Photo: Dave Gossett
XBQM-106 (Teledyne Ryan design)

At least 23 XBQM-106 vehicles in 13 different variants were built, including at least two designed by Teledyne Ryan. In January 1984, new designations were allocated to then current configurations of the FDL-33 vehicle. The XBQM-106A was built by Digital Design Inc., and had a cylindrical tail boom, a high wing of slightly reduced span and a T-tail. The XBQM-106A also had a parachute system which could be used as an alternate recovery method. The XBQM-106B was an FDL-modified XBQM-106A, which lacked the latter's parachute landing option and had a tailboom with an elliptical section. It was used for pilot proficiency training. The XBQM-106C was an experimental modification of the XBQM-106B with a new tail, which had the horizontal stabilizer relocated to the mid of the vertical fin. The whole XBQM-106 test and development program ended in early 1986.


Note: Data given by several sources show slight variations. Figures given below may therefore be inaccurate!

Data for XBQM-106, XBQM-106A:

Length2.74 m (9 ft)3.07 m (10 ft 1 in)
Wingspan3.7 - 4.9 m (12 - 16 ft)3.63 m (11 ft 11 in)
Height0.66 m (2 ft 2 in)0.84 m (2 ft 9 in)
Weight34 - 59 kg (75 - 130 lb)106 kg (235 lb)
Speed?185 km/h (100 kts)
Ceiling?3000 m (10000 ft)
Endurance?5 hours
PropulsionMcCulloch MC-101 single-cyl. two-stroke piston engine Herbrandson Dyad 220 two-cyl. two-stroke piston engine; 13.5 kW (18 hp)

Main Sources

[1] Kenneth Munson: "World Unmanned Aircraft", Jane's, 1988
[2] William Wagner, William P. Sloan: "Fireflies and other UAVs", Midland Publishing, 1992
[3] Department of Defense Missile Nomenclature Records
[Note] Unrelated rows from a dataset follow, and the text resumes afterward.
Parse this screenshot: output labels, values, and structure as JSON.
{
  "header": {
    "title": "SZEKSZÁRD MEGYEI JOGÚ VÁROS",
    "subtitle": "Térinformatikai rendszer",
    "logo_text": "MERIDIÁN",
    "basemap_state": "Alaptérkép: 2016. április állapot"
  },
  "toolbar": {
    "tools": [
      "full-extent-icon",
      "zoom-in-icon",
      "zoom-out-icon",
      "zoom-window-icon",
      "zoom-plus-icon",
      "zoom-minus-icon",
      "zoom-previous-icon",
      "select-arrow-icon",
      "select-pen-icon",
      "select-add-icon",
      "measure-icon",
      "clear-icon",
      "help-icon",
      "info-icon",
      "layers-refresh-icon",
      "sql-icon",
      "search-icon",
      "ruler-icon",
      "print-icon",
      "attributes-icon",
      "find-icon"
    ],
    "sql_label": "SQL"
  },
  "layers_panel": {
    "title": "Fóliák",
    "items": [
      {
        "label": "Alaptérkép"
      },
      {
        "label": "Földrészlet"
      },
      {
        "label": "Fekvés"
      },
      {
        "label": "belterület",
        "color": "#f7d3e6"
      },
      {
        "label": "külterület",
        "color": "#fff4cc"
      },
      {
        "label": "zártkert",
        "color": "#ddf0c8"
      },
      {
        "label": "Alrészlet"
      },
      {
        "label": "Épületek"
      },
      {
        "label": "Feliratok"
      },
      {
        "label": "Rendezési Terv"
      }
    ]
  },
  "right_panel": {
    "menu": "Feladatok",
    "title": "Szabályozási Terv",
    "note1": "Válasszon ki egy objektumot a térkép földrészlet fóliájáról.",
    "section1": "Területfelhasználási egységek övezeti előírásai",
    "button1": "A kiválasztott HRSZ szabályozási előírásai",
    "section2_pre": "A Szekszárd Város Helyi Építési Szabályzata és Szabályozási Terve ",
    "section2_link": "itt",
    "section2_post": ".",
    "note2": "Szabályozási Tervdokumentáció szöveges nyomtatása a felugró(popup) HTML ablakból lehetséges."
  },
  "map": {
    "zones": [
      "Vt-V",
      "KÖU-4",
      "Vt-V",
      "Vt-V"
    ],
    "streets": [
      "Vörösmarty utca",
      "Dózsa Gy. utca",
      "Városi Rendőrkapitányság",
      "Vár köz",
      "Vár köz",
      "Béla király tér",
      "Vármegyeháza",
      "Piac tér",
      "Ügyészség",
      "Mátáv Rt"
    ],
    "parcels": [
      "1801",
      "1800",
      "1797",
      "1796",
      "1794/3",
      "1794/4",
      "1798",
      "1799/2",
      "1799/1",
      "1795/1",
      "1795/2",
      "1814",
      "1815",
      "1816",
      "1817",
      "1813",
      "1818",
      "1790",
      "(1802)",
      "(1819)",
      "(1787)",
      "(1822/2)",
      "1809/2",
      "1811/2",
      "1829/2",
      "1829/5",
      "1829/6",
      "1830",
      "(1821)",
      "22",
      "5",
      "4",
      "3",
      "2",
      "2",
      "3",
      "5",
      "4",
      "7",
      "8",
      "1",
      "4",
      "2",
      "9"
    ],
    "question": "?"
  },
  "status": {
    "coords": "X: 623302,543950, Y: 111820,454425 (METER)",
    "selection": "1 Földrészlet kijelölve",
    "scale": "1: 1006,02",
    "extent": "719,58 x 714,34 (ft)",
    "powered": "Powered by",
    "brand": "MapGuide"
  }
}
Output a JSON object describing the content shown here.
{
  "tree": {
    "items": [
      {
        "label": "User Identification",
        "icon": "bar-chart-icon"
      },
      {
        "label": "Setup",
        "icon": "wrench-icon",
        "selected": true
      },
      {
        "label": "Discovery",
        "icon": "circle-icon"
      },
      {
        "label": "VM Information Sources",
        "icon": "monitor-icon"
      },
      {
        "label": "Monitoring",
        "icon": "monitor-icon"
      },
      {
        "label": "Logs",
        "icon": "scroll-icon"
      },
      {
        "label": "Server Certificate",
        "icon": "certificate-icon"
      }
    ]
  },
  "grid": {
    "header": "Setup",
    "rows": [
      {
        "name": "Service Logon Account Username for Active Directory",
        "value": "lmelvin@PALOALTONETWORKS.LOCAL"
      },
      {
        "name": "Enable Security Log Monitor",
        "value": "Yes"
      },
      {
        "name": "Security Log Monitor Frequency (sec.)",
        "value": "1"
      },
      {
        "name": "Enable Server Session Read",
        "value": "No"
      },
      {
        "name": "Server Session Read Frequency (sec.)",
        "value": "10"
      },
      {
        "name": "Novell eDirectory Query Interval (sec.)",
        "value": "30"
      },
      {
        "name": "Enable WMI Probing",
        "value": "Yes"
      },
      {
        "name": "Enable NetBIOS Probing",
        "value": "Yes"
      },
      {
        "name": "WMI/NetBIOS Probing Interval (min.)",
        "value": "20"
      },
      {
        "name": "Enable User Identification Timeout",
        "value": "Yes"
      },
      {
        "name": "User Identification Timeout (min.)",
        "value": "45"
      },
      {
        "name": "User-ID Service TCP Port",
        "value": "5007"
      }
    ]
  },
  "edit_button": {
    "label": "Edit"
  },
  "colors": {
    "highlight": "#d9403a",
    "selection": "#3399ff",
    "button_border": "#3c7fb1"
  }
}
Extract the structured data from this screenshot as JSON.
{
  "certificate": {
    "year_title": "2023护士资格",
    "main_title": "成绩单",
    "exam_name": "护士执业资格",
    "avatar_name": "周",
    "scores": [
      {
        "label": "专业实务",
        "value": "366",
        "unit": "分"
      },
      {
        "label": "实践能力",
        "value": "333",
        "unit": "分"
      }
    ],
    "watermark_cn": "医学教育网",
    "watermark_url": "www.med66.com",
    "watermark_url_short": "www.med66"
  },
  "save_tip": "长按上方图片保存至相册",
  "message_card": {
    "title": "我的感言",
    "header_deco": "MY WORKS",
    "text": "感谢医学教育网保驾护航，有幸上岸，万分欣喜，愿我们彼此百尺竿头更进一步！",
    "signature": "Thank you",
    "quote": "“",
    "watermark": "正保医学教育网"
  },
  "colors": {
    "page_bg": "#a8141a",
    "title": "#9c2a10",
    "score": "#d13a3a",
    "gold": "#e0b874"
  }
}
Back to Current Designations Of U.S. Unmanned Military Aerospace Vehicles
Back to Directory of U.S. Military Rockets and Missiles

Last Updated: 24 December 2002